Bill was active in raising awareness and funds for PFNCA and other organizations. He ran races, including the Marine Marathon and participated in eight fund raisers in four years. One was a 150 mile bike ride to raise funds for Muscular Dystrophy. He was a role model to his sons, who often joined him in his efforts. In 2004, Bill and his 3 sons signed up to run the Baltimore Marathon relay event, with proceeds to go to the National Parkinson’s Foundation. Each would run between 6 and 7 miles, with Bill running the final leg. But after Bill injured his foot running in a race the month before, his wife, Lola (64 at the time ) ran in his place, while Bill cheered them on.
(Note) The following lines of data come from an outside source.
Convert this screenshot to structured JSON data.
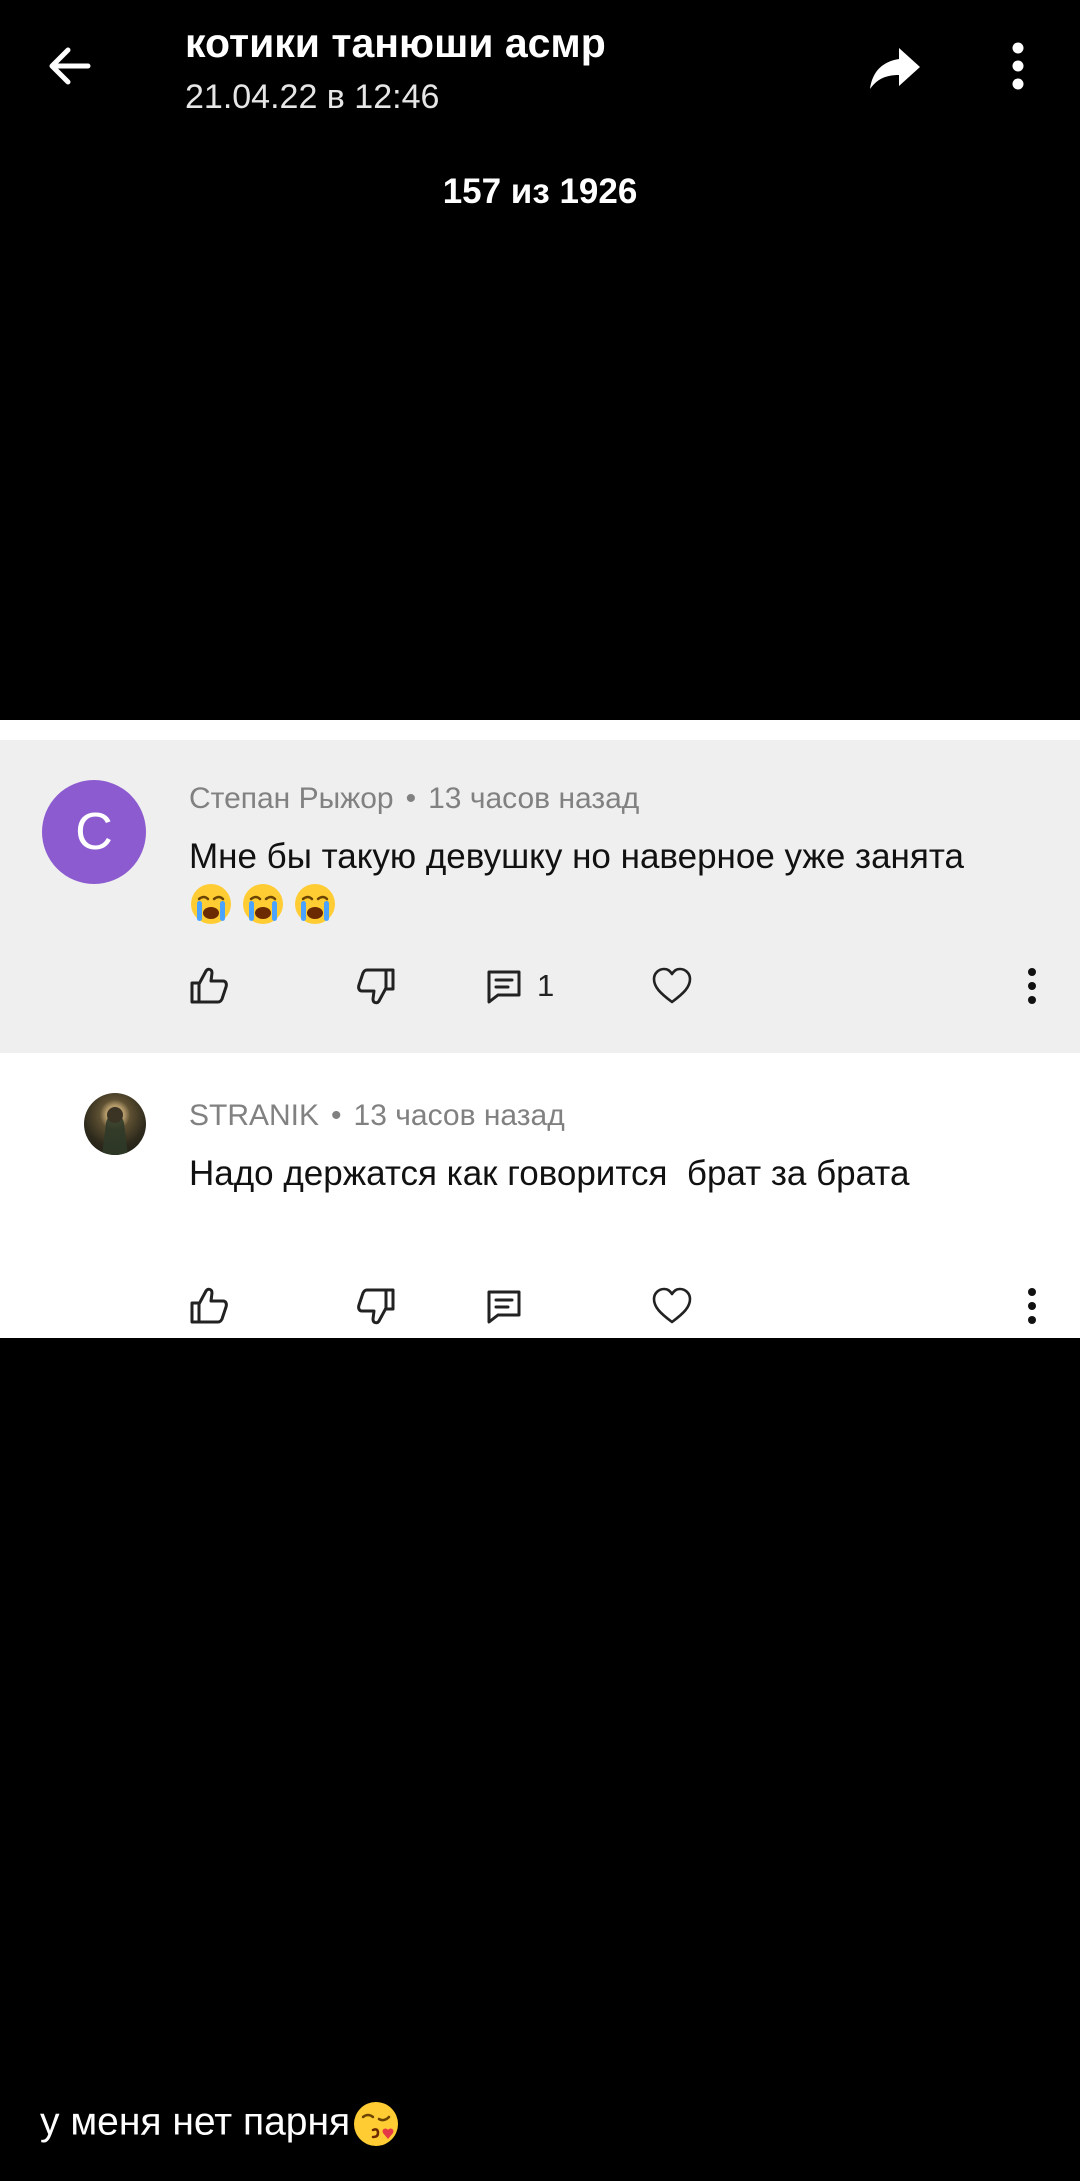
{
  "header": {
    "title": "котики танюши асмр",
    "subtitle": "21.04.22 в 12:46",
    "back_icon": "arrow-left-icon",
    "share_icon": "share-arrow-icon",
    "more_icon": "more-vertical-icon"
  },
  "counter": "157 из 1926",
  "comments": [
    {
      "avatar_letter": "С",
      "avatar_color": "#8c5bd0",
      "author": "Степан Рыжор",
      "time": "13 часов назад",
      "text": "Мне бы такую девушку но наверное уже занята",
      "emoji": [
        "loudly-crying-face",
        "loudly-crying-face",
        "loudly-crying-face"
      ],
      "reply_count": "1"
    },
    {
      "avatar": "user-photo",
      "author": "STRANIK",
      "time": "13 часов назад",
      "text": "Надо держатся как говорится  брат за брата"
    }
  ],
  "caption": {
    "text": "у меня нет парня",
    "emoji": "face-blowing-kiss"
  },
  "colors": {
    "background": "#000000",
    "card": "#ffffff",
    "highlight": "#efefef",
    "meta_text": "#818181",
    "avatar": "#8c5bd0"
  }
}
Bill thought exercise was like the “ fountain of youth, or medicine for Parkinson’s and made a big difference in his efforts to stay active”, said his son, Tracy.
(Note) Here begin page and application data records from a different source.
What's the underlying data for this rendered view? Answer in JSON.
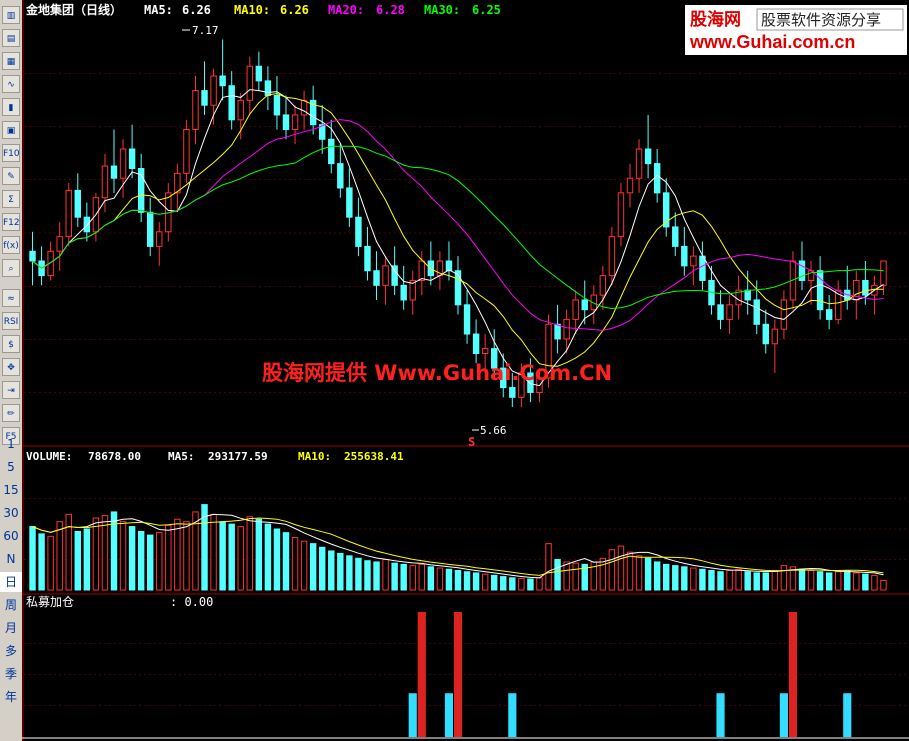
{
  "toolbar": {
    "icons": [
      "candlestick-icon",
      "table-icon",
      "grid-icon",
      "line-chart-icon",
      "bars-icon",
      "layers-icon",
      "f10-icon",
      "notes-icon",
      "formula-icon",
      "f12-icon",
      "function-icon",
      "search-icon",
      "wave-icon",
      "rsi-icon",
      "dollar-icon",
      "move-icon",
      "export-icon",
      "pencil-icon",
      "f5-icon"
    ],
    "icon_labels": {
      "f10": "F10",
      "f12": "F12",
      "rsi": "RSI",
      "dollar": "$",
      "f5": "F5",
      "fx": "f(x)"
    },
    "periods": [
      "1",
      "5",
      "15",
      "30",
      "60",
      "N",
      "日",
      "周",
      "月",
      "多",
      "季",
      "年"
    ],
    "selected_period": "日"
  },
  "colors": {
    "up": "#ff3232",
    "down": "#54ffff",
    "ma5": "#ffffff",
    "ma10": "#ffff00",
    "ma20": "#ff00ff",
    "ma30": "#00ff00",
    "grid": "#a00000",
    "label": "#ffffff",
    "indicator_up": "#dd2222",
    "indicator_down": "#33ddff",
    "watermark": "#ff2020",
    "logo_red": "#e00000",
    "logo_blue": "#1144cc"
  },
  "price_header": {
    "title": "金地集团（日线）",
    "ma5_label": "MA5:",
    "ma5_value": "6.26",
    "ma10_label": "MA10:",
    "ma10_value": "6.26",
    "ma20_label": "MA20:",
    "ma20_value": "6.28",
    "ma30_label": "MA30:",
    "ma30_value": "6.25"
  },
  "volume_header": {
    "volume_label": "VOLUME:",
    "volume_value": "78678.00",
    "ma5_label": "MA5:",
    "ma5_value": "293177.59",
    "ma10_label": "MA10:",
    "ma10_value": "255638.41"
  },
  "indicator_header": {
    "name": "私募加仓",
    "value": ": 0.00"
  },
  "annotations": {
    "high_label": "7.17",
    "low_label": "5.66",
    "s_marker": "S"
  },
  "watermark": {
    "text": "股海网提供 Www.Guhai.Com.CN"
  },
  "logo": {
    "brand": "股海网",
    "slogan": "股票软件资源分享",
    "url": "www.Guhai.com.cn"
  },
  "chart_data": [
    {
      "type": "candlestick",
      "name": "金地集团 日线",
      "y_range": [
        5.5,
        7.25
      ],
      "x_count": 95,
      "candles": [
        [
          6.3,
          6.38,
          6.16,
          6.26
        ],
        [
          6.26,
          6.32,
          6.16,
          6.2
        ],
        [
          6.2,
          6.34,
          6.18,
          6.3
        ],
        [
          6.3,
          6.42,
          6.22,
          6.36
        ],
        [
          6.36,
          6.58,
          6.32,
          6.55
        ],
        [
          6.55,
          6.62,
          6.4,
          6.44
        ],
        [
          6.44,
          6.5,
          6.34,
          6.38
        ],
        [
          6.38,
          6.54,
          6.34,
          6.52
        ],
        [
          6.52,
          6.7,
          6.46,
          6.65
        ],
        [
          6.65,
          6.8,
          6.54,
          6.6
        ],
        [
          6.6,
          6.76,
          6.52,
          6.72
        ],
        [
          6.72,
          6.82,
          6.6,
          6.64
        ],
        [
          6.64,
          6.7,
          6.42,
          6.46
        ],
        [
          6.46,
          6.52,
          6.28,
          6.32
        ],
        [
          6.32,
          6.42,
          6.24,
          6.38
        ],
        [
          6.38,
          6.58,
          6.34,
          6.54
        ],
        [
          6.54,
          6.66,
          6.46,
          6.62
        ],
        [
          6.62,
          6.84,
          6.58,
          6.8
        ],
        [
          6.8,
          7.02,
          6.74,
          6.96
        ],
        [
          6.96,
          7.08,
          6.86,
          6.9
        ],
        [
          6.9,
          7.05,
          6.82,
          7.02
        ],
        [
          7.02,
          7.17,
          6.92,
          6.98
        ],
        [
          6.98,
          7.04,
          6.8,
          6.84
        ],
        [
          6.84,
          6.95,
          6.76,
          6.92
        ],
        [
          6.92,
          7.1,
          6.86,
          7.06
        ],
        [
          7.06,
          7.12,
          6.96,
          7.0
        ],
        [
          7.0,
          7.06,
          6.88,
          6.94
        ],
        [
          6.94,
          7.02,
          6.8,
          6.86
        ],
        [
          6.86,
          6.94,
          6.76,
          6.8
        ],
        [
          6.8,
          6.9,
          6.74,
          6.86
        ],
        [
          6.86,
          6.96,
          6.8,
          6.92
        ],
        [
          6.92,
          6.98,
          6.78,
          6.82
        ],
        [
          6.82,
          6.9,
          6.7,
          6.76
        ],
        [
          6.76,
          6.84,
          6.62,
          6.66
        ],
        [
          6.66,
          6.74,
          6.52,
          6.56
        ],
        [
          6.56,
          6.64,
          6.4,
          6.44
        ],
        [
          6.44,
          6.52,
          6.28,
          6.32
        ],
        [
          6.32,
          6.4,
          6.18,
          6.22
        ],
        [
          6.22,
          6.3,
          6.1,
          6.16
        ],
        [
          6.16,
          6.28,
          6.08,
          6.24
        ],
        [
          6.24,
          6.32,
          6.12,
          6.16
        ],
        [
          6.16,
          6.24,
          6.06,
          6.1
        ],
        [
          6.1,
          6.22,
          6.04,
          6.18
        ],
        [
          6.18,
          6.3,
          6.12,
          6.26
        ],
        [
          6.26,
          6.34,
          6.16,
          6.2
        ],
        [
          6.2,
          6.3,
          6.14,
          6.26
        ],
        [
          6.26,
          6.34,
          6.18,
          6.22
        ],
        [
          6.22,
          6.28,
          6.04,
          6.08
        ],
        [
          6.08,
          6.14,
          5.92,
          5.96
        ],
        [
          5.96,
          6.02,
          5.84,
          5.88
        ],
        [
          5.88,
          5.96,
          5.8,
          5.9
        ],
        [
          5.9,
          5.98,
          5.78,
          5.82
        ],
        [
          5.82,
          5.88,
          5.7,
          5.74
        ],
        [
          5.74,
          5.8,
          5.66,
          5.7
        ],
        [
          5.7,
          5.84,
          5.66,
          5.8
        ],
        [
          5.8,
          5.86,
          5.68,
          5.72
        ],
        [
          5.72,
          5.82,
          5.68,
          5.78
        ],
        [
          5.78,
          6.04,
          5.74,
          6.0
        ],
        [
          6.0,
          6.08,
          5.88,
          5.94
        ],
        [
          5.94,
          6.06,
          5.88,
          6.02
        ],
        [
          6.02,
          6.14,
          5.96,
          6.1
        ],
        [
          6.1,
          6.18,
          6.0,
          6.06
        ],
        [
          6.06,
          6.16,
          6.0,
          6.12
        ],
        [
          6.12,
          6.24,
          6.06,
          6.2
        ],
        [
          6.2,
          6.4,
          6.16,
          6.36
        ],
        [
          6.36,
          6.58,
          6.32,
          6.54
        ],
        [
          6.54,
          6.66,
          6.48,
          6.6
        ],
        [
          6.6,
          6.76,
          6.54,
          6.72
        ],
        [
          6.72,
          6.86,
          6.6,
          6.66
        ],
        [
          6.66,
          6.72,
          6.5,
          6.54
        ],
        [
          6.54,
          6.6,
          6.36,
          6.4
        ],
        [
          6.4,
          6.46,
          6.28,
          6.32
        ],
        [
          6.32,
          6.4,
          6.2,
          6.24
        ],
        [
          6.24,
          6.32,
          6.16,
          6.28
        ],
        [
          6.28,
          6.34,
          6.14,
          6.18
        ],
        [
          6.18,
          6.24,
          6.04,
          6.08
        ],
        [
          6.08,
          6.14,
          5.98,
          6.02
        ],
        [
          6.02,
          6.12,
          5.96,
          6.08
        ],
        [
          6.08,
          6.2,
          6.02,
          6.14
        ],
        [
          6.14,
          6.22,
          6.04,
          6.1
        ],
        [
          6.1,
          6.18,
          5.96,
          6.0
        ],
        [
          6.0,
          6.06,
          5.88,
          5.92
        ],
        [
          5.92,
          6.02,
          5.8,
          5.98
        ],
        [
          5.98,
          6.14,
          5.94,
          6.1
        ],
        [
          6.1,
          6.3,
          6.06,
          6.26
        ],
        [
          6.26,
          6.34,
          6.14,
          6.18
        ],
        [
          6.18,
          6.26,
          6.08,
          6.22
        ],
        [
          6.22,
          6.28,
          6.02,
          6.06
        ],
        [
          6.06,
          6.12,
          5.98,
          6.02
        ],
        [
          6.02,
          6.18,
          6.0,
          6.14
        ],
        [
          6.14,
          6.24,
          6.06,
          6.1
        ],
        [
          6.1,
          6.22,
          6.02,
          6.18
        ],
        [
          6.18,
          6.26,
          6.08,
          6.12
        ],
        [
          6.12,
          6.2,
          6.04,
          6.16
        ],
        [
          6.16,
          6.24,
          6.12,
          6.26
        ]
      ],
      "ma_periods": [
        5,
        10,
        20,
        30
      ]
    },
    {
      "type": "bar",
      "name": "VOLUME",
      "y_range": [
        0,
        1000000
      ],
      "values": [
        520000,
        460000,
        440000,
        560000,
        620000,
        480000,
        500000,
        590000,
        610000,
        640000,
        560000,
        520000,
        480000,
        450000,
        470000,
        530000,
        580000,
        560000,
        640000,
        700000,
        620000,
        560000,
        540000,
        520000,
        600000,
        580000,
        540000,
        500000,
        470000,
        430000,
        400000,
        380000,
        350000,
        320000,
        300000,
        280000,
        260000,
        240000,
        230000,
        250000,
        220000,
        210000,
        200000,
        210000,
        190000,
        180000,
        170000,
        160000,
        150000,
        140000,
        130000,
        120000,
        110000,
        100000,
        95000,
        90000,
        100000,
        380000,
        250000,
        230000,
        220000,
        210000,
        230000,
        260000,
        330000,
        360000,
        310000,
        280000,
        260000,
        230000,
        210000,
        200000,
        190000,
        180000,
        170000,
        160000,
        150000,
        160000,
        170000,
        150000,
        140000,
        140000,
        160000,
        200000,
        190000,
        170000,
        160000,
        150000,
        140000,
        150000,
        160000,
        140000,
        130000,
        120000,
        78678
      ],
      "ma_periods": [
        5,
        10
      ]
    },
    {
      "type": "bar",
      "name": "私募加仓",
      "y_range": [
        0,
        1
      ],
      "red_bars_at": [
        43,
        47,
        84
      ],
      "blue_bars_at": [
        42,
        46,
        53,
        76,
        83,
        90
      ],
      "red_value": 1.0,
      "blue_value": 0.35
    }
  ]
}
Bill also started an internet chat room for people with Parkinson’s, who may not be able to attend support meetings.
When I joined the group in 2003–04, it was called the Sully Parkinson’s Support Group and Bill was the leader. We were a small but active group, with only one other woman member. Bill was still working in 2004 , and this is a quote from him, showing his positive and caring outlook:
“There’s no true answer to life. You just live it and make the most of it. That’s why I’m still working. It keeps my grey matter thinking and my feet moving. I plan to make a difference before I check out, and I want to make people in Fairfax County aware that there is a lot of help out there for people with Parkinson’s.”
Most of the members of the Sully Parkinson’s support group lived in Centerville or Manassas and chose to relocate to a closer meeting site. Bill and I decided to stay at the Fair Oaks location and rebuild. Thanks to his mentoring, advice and support over the last ten years, we have grown into a large and vibrant support group. We will miss Bill’s presence and friendship, but will remember him well and follow his example of living our best life, while reaching out to others who face challenges.
Bill Robbins Named Volunteer of the Year
(from PFNCA newsletter, Parkinson’s Update, Interim Fall 2006)
At the annual Volunteer Appreciation Dinner, held August 9th, Bill Robbins was recognized as PFNCA’s Volunteer of the Year for 2006. Bill’s contributions to the Foundation is an inspiration to all of us. He leads the Fair Oaks Support Group, chairs the website committee, moderates the online support group, participates on the Running Festival Committee, and even found time to campaign for the Community Member position on the board. We owe Bill a great debt of thanks and extend to him our warmest congratulations on his receipt of this We also extend our thanks to all the volunteers who have given of their time and talent throughout the past year. Our organization could not effectively serve our community without you.